However, how you present yourself and your alpaca in the ring does make a difference.  Some animals walk into the ring, head held high and demand the public and the judges attention. Others can seem to slouch into the ring. With these animals a good handler can make all the difference. Not only should you be training your alpacas, you need to train your handlers and each alpaca may have a slightly different requirement to feel comfortable on the lead.  Some prefer you to walk slightly in front, others beside you, either on a short or a long lead. Knowing these things about the alpaca you take into the ring helps to present them well for the judge, so they can judge them fairly and accurately. It is also important to not only train your animals to walk but also so that they can be looked at in the ring, teeth, fleece and genitalia.

Before heading to the show, take one last look through the alpacas to make sure all toenails are trimmed, topknots are tidy and do any dagging that is necessary.  Judges do not appreciate lifting a tail to check genitalia and instead finding a nasty surprise! You may find that you move to the back of the line. Also make sure all your alpacas are healthy and strong and have no signs of fresh mites (check bellies, armpits and under the tail).

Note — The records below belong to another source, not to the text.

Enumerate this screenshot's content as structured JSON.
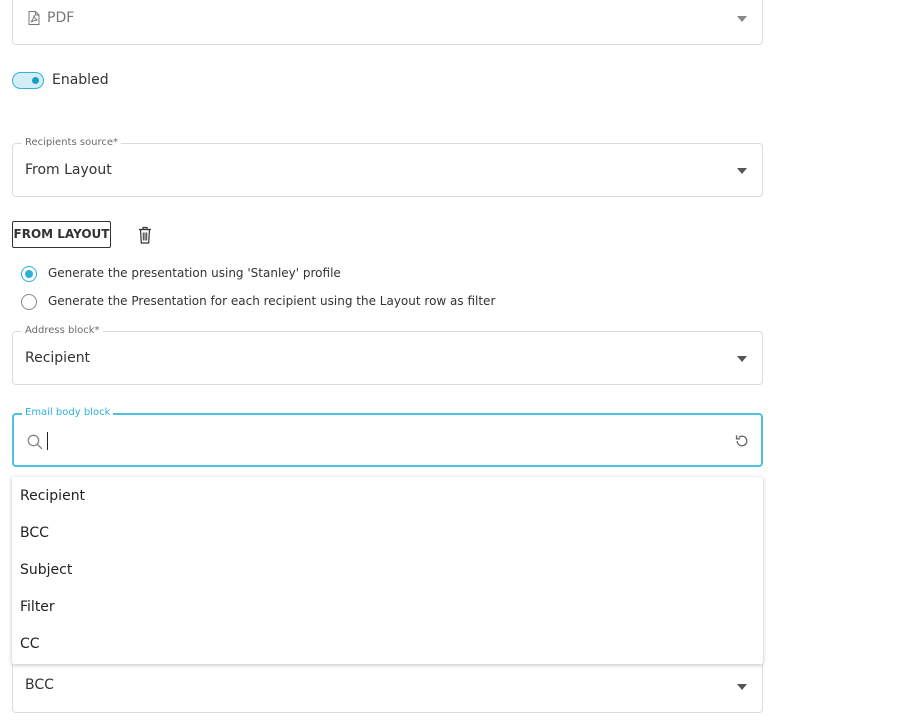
{
  "format_field": {
    "value": "PDF",
    "icon": "pdf-file-icon"
  },
  "enabled_toggle": {
    "label": "Enabled",
    "on": true
  },
  "recipients_source": {
    "label": "Recipients source*",
    "value": "From Layout"
  },
  "source_chip": {
    "label": "FROM LAYOUT",
    "delete_icon": "trash-icon"
  },
  "generation_options": [
    {
      "label": "Generate the presentation using 'Stanley' profile",
      "checked": true
    },
    {
      "label": "Generate the Presentation for each recipient using the Layout row as filter",
      "checked": false
    }
  ],
  "address_block": {
    "label": "Address block*",
    "value": "Recipient"
  },
  "email_body_block": {
    "label": "Email body block",
    "search_value": "",
    "search_icon": "search-icon",
    "reset_icon": "reset-icon"
  },
  "dropdown_options": [
    "Recipient",
    "BCC",
    "Subject",
    "Filter",
    "CC"
  ],
  "next_field": {
    "value": "BCC"
  },
  "colors": {
    "accent": "#2db1d6"
  }
}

Showing in halter classes or fleece classes is a good way to meet people, get your herd known and have fun with your alpacas. It is also a great way to have your alpacas critiqued by the judges, which can be either very informative or a steep learning curve!

Mary-Jo Smith